### Activity:
The answer is every line of the records that holds the word "Bonefish", copied in full.

### Source data:
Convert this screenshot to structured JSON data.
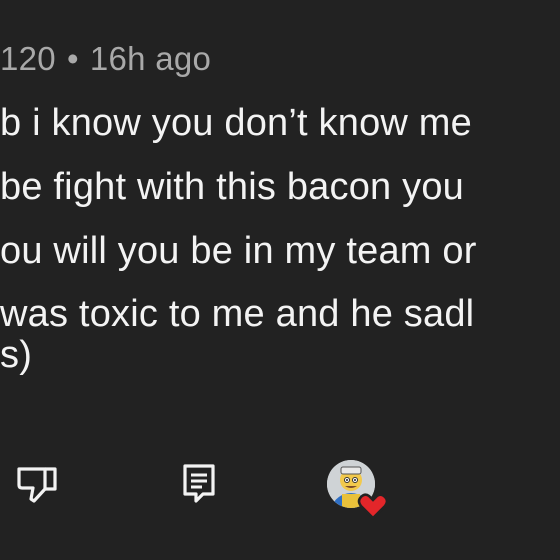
{
  "comment": {
    "author_fragment": "120",
    "separator": "•",
    "time": "16h ago",
    "lines": [
      "b i know you don’t know me",
      "be fight with this bacon you",
      "ou will you be in my team or",
      "was toxic to me and he sadl",
      "s)"
    ]
  },
  "actions": {
    "dislike_icon": "thumbs-down-icon",
    "reply_icon": "reply-icon",
    "creator_heart_icon": "creator-avatar-heart-icon"
  },
  "colors": {
    "background": "#222222",
    "text": "#f3f3f3",
    "meta_text": "#a9a9a9",
    "heart": "#e3262a"
  }
}
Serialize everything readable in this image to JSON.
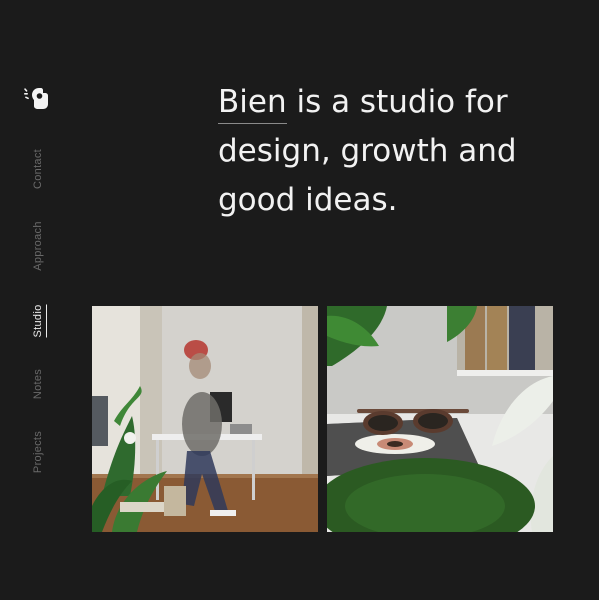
{
  "brand": {
    "logo_icon": "ok-hand-icon"
  },
  "nav": {
    "items": [
      {
        "label": "Contact",
        "active": false
      },
      {
        "label": "Approach",
        "active": false
      },
      {
        "label": "Studio",
        "active": true
      },
      {
        "label": "Notes",
        "active": false
      },
      {
        "label": "Projects",
        "active": false
      }
    ]
  },
  "hero": {
    "headline_lead": "Bien",
    "headline_rest": " is a studio for design, growth and good ideas."
  },
  "photos": [
    {
      "subject": "studio-office-photo"
    },
    {
      "subject": "sunglasses-on-book-photo"
    }
  ],
  "colors": {
    "background": "#1b1b1b",
    "text": "#f2f2f2",
    "nav_inactive": "#6a6a6a"
  }
}
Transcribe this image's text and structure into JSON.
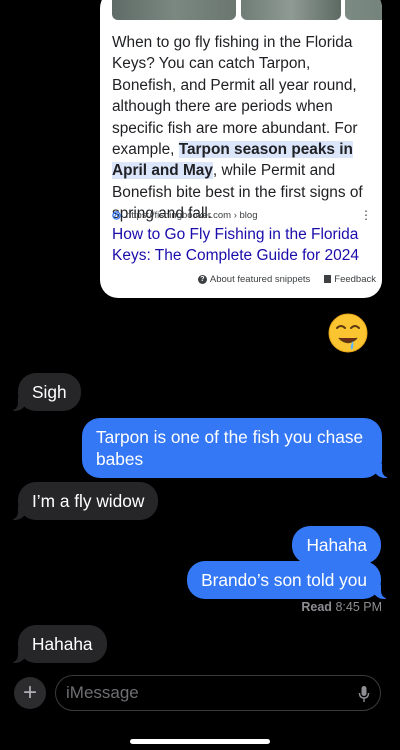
{
  "snippet": {
    "text_before": "When to go fly fishing in the Florida Keys? You can catch Tarpon, Bonefish, and Permit all year round, although there are periods when specific fish are more abundant. For example, ",
    "text_highlight": "Tarpon season peaks in April and May",
    "text_after": ", while Permit and Bonefish bite best in the first signs of spring and fall.",
    "source": "https://fishingbooker.com › blog",
    "link_title": "How to Go Fly Fishing in the Florida Keys: The Complete Guide for 2024",
    "about_label": "About featured snippets",
    "feedback_label": "Feedback",
    "more_icon": "⋮"
  },
  "reaction_emoji": "🤤",
  "messages": [
    {
      "dir": "in",
      "text": "Sigh"
    },
    {
      "dir": "out",
      "text": "Tarpon is one of the fish you chase babes"
    },
    {
      "dir": "in",
      "text": "I’m a fly widow"
    },
    {
      "dir": "out",
      "text": "Hahaha"
    },
    {
      "dir": "out",
      "text": "Brando’s son told you"
    },
    {
      "dir": "in",
      "text": "Hahaha"
    }
  ],
  "read_receipt": {
    "label": "Read",
    "time": "8:45 PM"
  },
  "composer": {
    "placeholder": "iMessage",
    "plus_icon": "+"
  },
  "colors": {
    "outgoing": "#3478f6",
    "incoming": "#262629",
    "link": "#1a0dab",
    "highlight": "#dce6fb"
  }
}
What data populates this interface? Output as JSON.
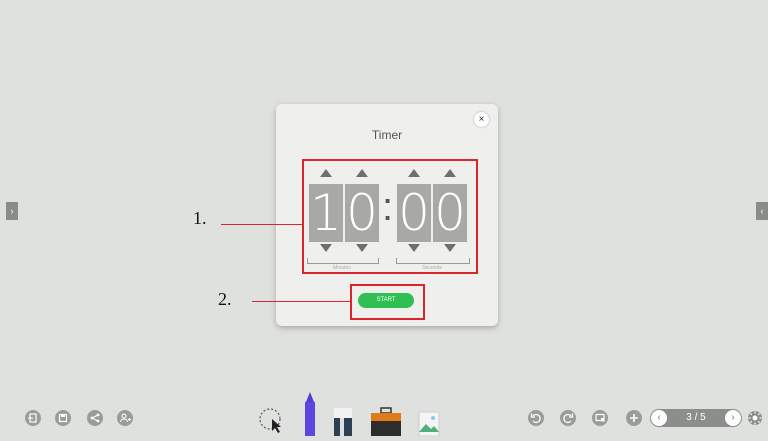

### Exercise response:
    "text_before": "When to go fly fishing in the Florida Keys? You can catch Tarpon, Bonefish, and Permit all year round, although there are periods when specific fish are more abundant. For example, ",
    "text_after": ", while Permit and Bonefish bite best in the first signs of spring and fall.",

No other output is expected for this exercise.